Nestled atop of the Miami Culinary Institute (often students make money by bussing or waiting tables), diners are smackdab in the middle of the Miami skyline and can see The Freedom Tower while they are noshing on fresh ceviche.

James Beard-inductee and executive chef Norman Van Aken has helmed a type of cooking called "New World," which fuses Brazilian flavors with traditional touches like foie gras or roasted lamb. The menu is solidly land and sea, so savor the unfamiliar flavors of queso fresco stuffed squash blossom or pork with an updated approach to molé.
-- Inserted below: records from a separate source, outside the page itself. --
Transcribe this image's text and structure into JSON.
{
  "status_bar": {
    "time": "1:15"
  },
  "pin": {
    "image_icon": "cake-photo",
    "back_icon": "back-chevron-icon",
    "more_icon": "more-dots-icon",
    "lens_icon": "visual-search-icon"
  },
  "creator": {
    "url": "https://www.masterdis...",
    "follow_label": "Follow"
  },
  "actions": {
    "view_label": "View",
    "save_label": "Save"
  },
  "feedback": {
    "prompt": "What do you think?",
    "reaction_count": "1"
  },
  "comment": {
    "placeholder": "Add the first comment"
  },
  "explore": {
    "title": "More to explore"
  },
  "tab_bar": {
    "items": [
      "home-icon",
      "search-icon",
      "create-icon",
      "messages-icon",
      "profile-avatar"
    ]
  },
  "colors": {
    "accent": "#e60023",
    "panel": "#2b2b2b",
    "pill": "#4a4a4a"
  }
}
The best seat in the house, of course, is as close to the panoramic windows as possible.

Tuyo, On the roof of the Miami Dade Culinary College, 415 N.E. Second Avenue (at City Avenue); 305-237-3200.

Photo: Courtesy of Tuyo